The Trusted Network Evaluation Criteria (TNEC) [TNEC85] was written the U.S. Department of Defense (DoD) Computer Security Center (CsC) to classify computer networks and their constituent components into four hierarchical levels of enhanced security protection. The first draft of this document was completed for review on July 29, 1985 and remains in a preliminary form. It was based upon the DoD's Trusted Computer System Evaluation Criteria (TCSEC) and shares both terminology and evaluation criteria with the older document [Klein83] .
The TNEC has three objectives; to provide network users with a metric with which to assess the degree of trust which can be placed in networks for secure transmission of classified or other sensitive information; to provide guidance to manufacturers as to what to build into their new, widely available, trusted commercial products in order to satisfy trust requirements for sensitive communications; and to provide a basis for specifying security requirements in acquisition specifications. The TNEC document is divided into 3 parts. Part 1 deals with the network as a whole, Part 2 deals with individual network components, and Part 3 (scheduled for later release) provides rationale and guidelines. The document also contains appendices describing the relationship between the TNEC and the TCSEC and a description of dictated interconnection rules.
The TNEC defines a 'trusted network base' (TNB) as the totality of all protection mechanisms within a network and a 'trusted network component base' (TNCB) as the totality of protection mechanisms within a network component. A protection mechanism can be any hardware or software tool used to protect information within a network.
Like the TCSEC, the TNEC is used to classify systems into four hierarchical levels according to their degree of information protection. These are, in order of increasing protection, ND, NC, NB, and NA. Unlike the TCSEC, these are independently applied to three different issues; data compromise, erroneous communications, and denial of service. It is entirely possible that a network receiving an NA rating for data compromise may receive only a NB, NC, or ND rating for erroneous communications or denial of service. For a network to receive a given rating, the Part 1 criteria must be satisfied for the network as a whole, and the Part 2 criteria must be satisfied for each trusted component of the network.
Within each of the four levels, the basic issues of data compromise, erroneous communications, and denial of service are evaluated against each of the four major sets of criteria from the TCSEC; security policy, accountability, assurance, and documentation.
Data compromise protection consists of the implementation of a set of rules used to determine whether a given subject is permitted to access a given object. Erroneous communication protection is a set of mechanisms used to ensure that information is accurately transmitted from source to destination. Denial of service protection is a set of mechanisms used to ensure some continuing level of performance. The TNEC claims that erroneous communications and denial of service are only problems in networks and were therefore not addressed in the TCSEC, but clearly both are possible in any system. This claim may stem from the fact that both were left out of the TCSEC, which was also written by the DoD CsC.
The TNEC also claims that the state-of-the-art has not progressed to the point where one can precisely define mathematical models for either erroneous communications or denial of service conditions. This implies that an NA division rating can only be presently achieved for data compromise. This claim is also highly dubious. Information theory has been addressing the problem of communications errors for many years, and integrity protection in operating systems has been studied simultaneously with secrecy. Denial of services has been studied extensively for many years, and relatively comprehensive theories of availability are widely applied in the area of fault tolerant computing.
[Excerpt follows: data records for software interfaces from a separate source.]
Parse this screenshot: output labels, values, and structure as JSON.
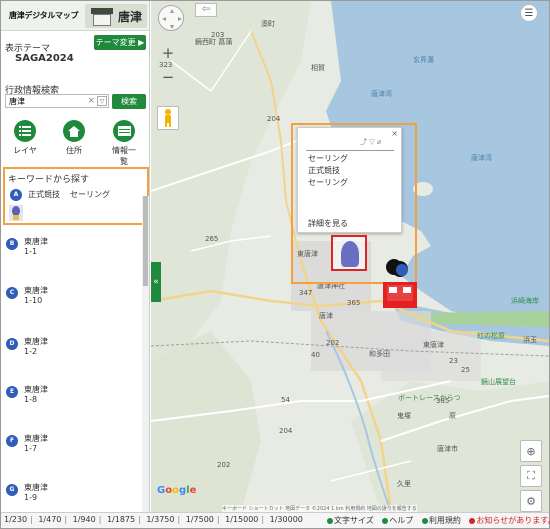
{
  "header": {
    "title": "唐津デジタルマップ",
    "logo_text": "唐津"
  },
  "theme": {
    "label": "表示テーマ",
    "change_button": "テーマ変更 ▶",
    "name": "SAGA2024"
  },
  "admin_search": {
    "label": "行政情報検索",
    "value": "唐津",
    "clear": "×",
    "dropdown": "▽",
    "button": "検索"
  },
  "tools": [
    {
      "label": "レイヤ",
      "icon": "list-icon"
    },
    {
      "label": "住所",
      "icon": "home-icon"
    },
    {
      "label": "情報一覧",
      "icon": "table-icon"
    }
  ],
  "keyword": {
    "title": "キーワードから探す",
    "badge": "A",
    "tag1": "正式競技",
    "tag2": "セーリング"
  },
  "results": [
    {
      "badge": "B",
      "name": "東唐津",
      "num": "1-1"
    },
    {
      "badge": "C",
      "name": "東唐津",
      "num": "1-10"
    },
    {
      "badge": "D",
      "name": "東唐津",
      "num": "1-2"
    },
    {
      "badge": "E",
      "name": "東唐津",
      "num": "1-8"
    },
    {
      "badge": "F",
      "name": "東唐津",
      "num": "1-7"
    },
    {
      "badge": "G",
      "name": "東唐津",
      "num": "1-9"
    }
  ],
  "sidebar_toggle": "«",
  "popup": {
    "close": "×",
    "tools": "⤴ ▽ ⌀",
    "line1": "セーリング",
    "line2": "正式競技",
    "line3": "セーリング",
    "more": "詳細を見る"
  },
  "map_labels": {
    "l1": "湊町",
    "l2": "鏡西町 菖蒲",
    "l3": "相賀",
    "l4": "東唐津",
    "l5": "唐津神社",
    "l6": "唐津",
    "l7": "和多田",
    "l8": "東唐津",
    "l9": "浜崎海岸",
    "l10": "鏡山展望台",
    "l11": "ボートレースからつ",
    "l12": "鬼塚",
    "l13": "唐津市",
    "l14": "久里",
    "l15": "浜玉",
    "l16": "虹の松原",
    "l17": "原",
    "l18": "唐津湾",
    "l19": "玄界灘",
    "l20": "唐津湾",
    "r1": "203",
    "r2": "323",
    "r3": "204",
    "r4": "265",
    "r5": "347",
    "r6": "365",
    "r7": "202",
    "r8": "40",
    "r9": "23",
    "r10": "25",
    "r11": "54",
    "r12": "385",
    "r13": "204",
    "r14": "202"
  },
  "zoom_in": "+",
  "zoom_out": "−",
  "google": {
    "g1": "G",
    "g2": "o",
    "g3": "o",
    "g4": "g",
    "g5": "l",
    "g6": "e"
  },
  "attribution": "キーボード ショートカット   地図データ ©2024   1 km   利用規約   地図の誤りを報告する",
  "scales": [
    "1/230",
    "1/470",
    "1/940",
    "1/1875",
    "1/3750",
    "1/7500",
    "1/15000",
    "1/30000"
  ],
  "scale_sep": "|",
  "bottom_links": {
    "text_size": "文字サイズ",
    "help": "ヘルプ",
    "terms": "利用規約",
    "notice": "お知らせがあります。"
  },
  "colors": {
    "accent": "#1f8a3b",
    "highlight": "#f2a040",
    "badge": "#2f5db8",
    "alert": "#e02222",
    "sea": "#a7c7e0"
  }
}
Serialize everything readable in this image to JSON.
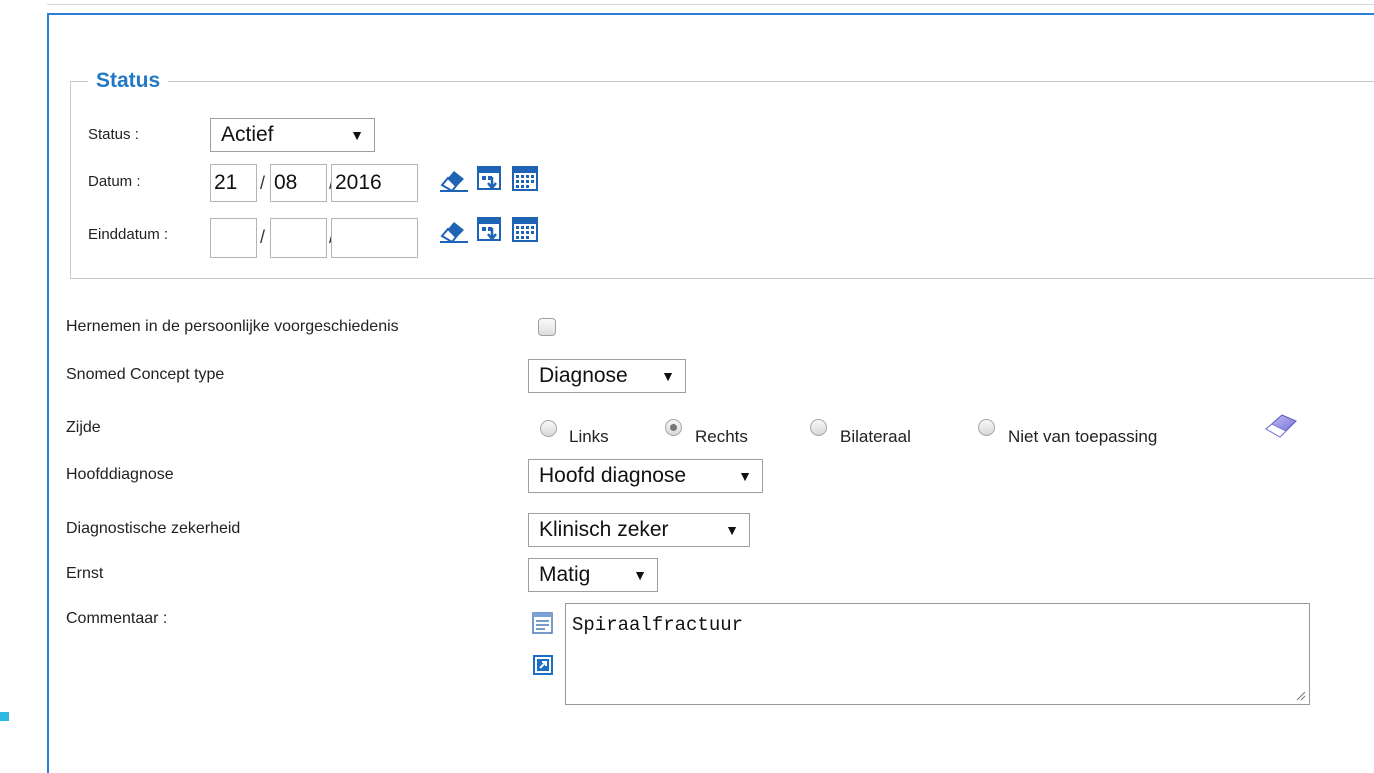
{
  "status_section": {
    "legend": "Status",
    "status_label": "Status :",
    "status_value": "Actief",
    "datum_label": "Datum :",
    "datum_day": "21",
    "datum_month": "08",
    "datum_year": "2016",
    "einddatum_label": "Einddatum :",
    "einddatum_day": "",
    "einddatum_month": "",
    "einddatum_year": "",
    "slash": "/"
  },
  "form": {
    "hernemen_label": "Hernemen in de persoonlijke voorgeschiedenis",
    "hernemen_checked": false,
    "snomed_label": "Snomed Concept type",
    "snomed_value": "Diagnose",
    "zijde_label": "Zijde",
    "zijde_options": [
      "Links",
      "Rechts",
      "Bilateraal",
      "Niet van toepassing"
    ],
    "zijde_selected": "Rechts",
    "hoofddiagnose_label": "Hoofddiagnose",
    "hoofddiagnose_value": "Hoofd diagnose",
    "zekerheid_label": "Diagnostische zekerheid",
    "zekerheid_value": "Klinisch zeker",
    "ernst_label": "Ernst",
    "ernst_value": "Matig",
    "commentaar_label": "Commentaar :",
    "commentaar_value": "Spiraalfractuur"
  },
  "icons": {
    "eraser": "eraser-icon",
    "date_picker": "date-picker-icon",
    "calendar": "calendar-icon",
    "text_template": "text-template-icon",
    "expand": "expand-icon"
  },
  "colors": {
    "accent": "#2a7ed8",
    "legend": "#2378c6",
    "highlight": "#2fb7e0"
  }
}
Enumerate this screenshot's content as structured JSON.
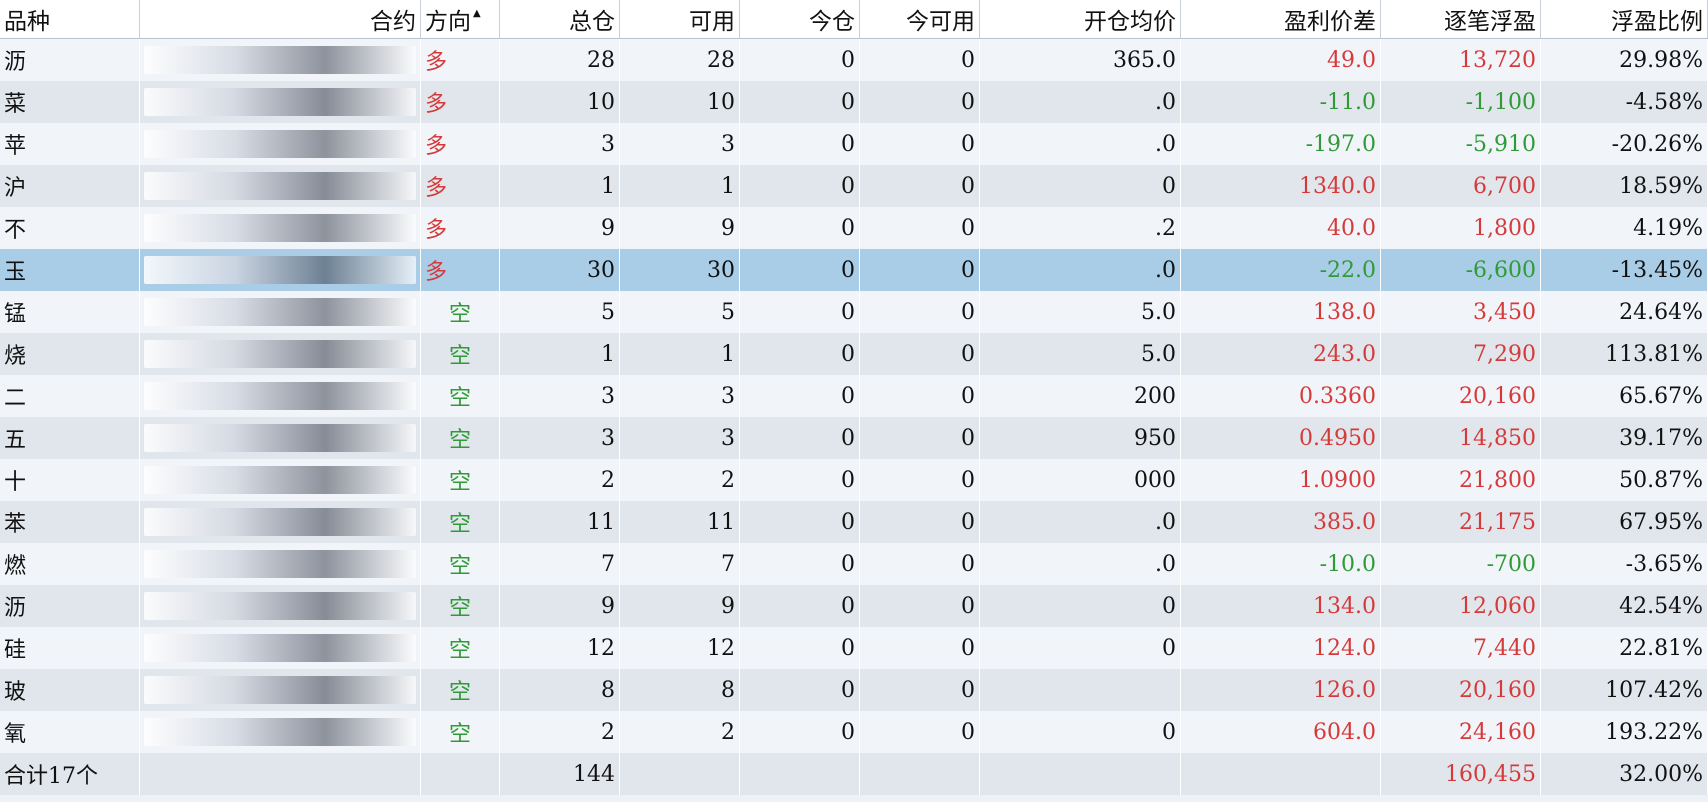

The lowest security level is division ND. It is termed 'minimal protection' and in fact contains no security features which are trusted to protect against the three primary issues. The only qualification required to met this level is that the network be evaluated.
Division NC is referred to as 'controlled access protection'. This level provides minimal protection for data compromise, erroneous communications, and denial of service, but the network is not required to make decisions based on the classification of subjects and objects. This means that labels are not required, and if they are present the TNB need not use them for access control. The decisions pertaining to classification of information are only made administratively. This gives the network administrator absolute control over the ways in which subjects access objects.
The next highest level of security is Division NB, and is know as 'mandatory protection'. This level adds requirements to NC in that the TNB is based on a clearly defined and documented security policy model that requires mandatory access control enforcement over all network subjects and objects. Labels are supported at this level to indicate the security level of network subjects and objects, and all accesses must be checked by the TNB to protect against data compromise. Covert channels are addressed at this level along with configuration management controls. It is expected that at this level the TNB will be divided into protection and non-protection critical parts and the design and implementation will make it possible for more thorough testing and review. Finally, this level calls for trusted system management which is implemented through the use of network administrator and operator functions.
The highest hierarchical level of enhanced security protection, division NA, is known as 'verified design'. As the name suggests, this level augments the NB requirements by requiring verification that a TNB's design is correct. Some of the NA requirements include; the TNB must mediate all accesses of subjects to objects, it must be tamper proof, it must be easily testable, it must contain only protection relavent code, and it must be designed to be simple.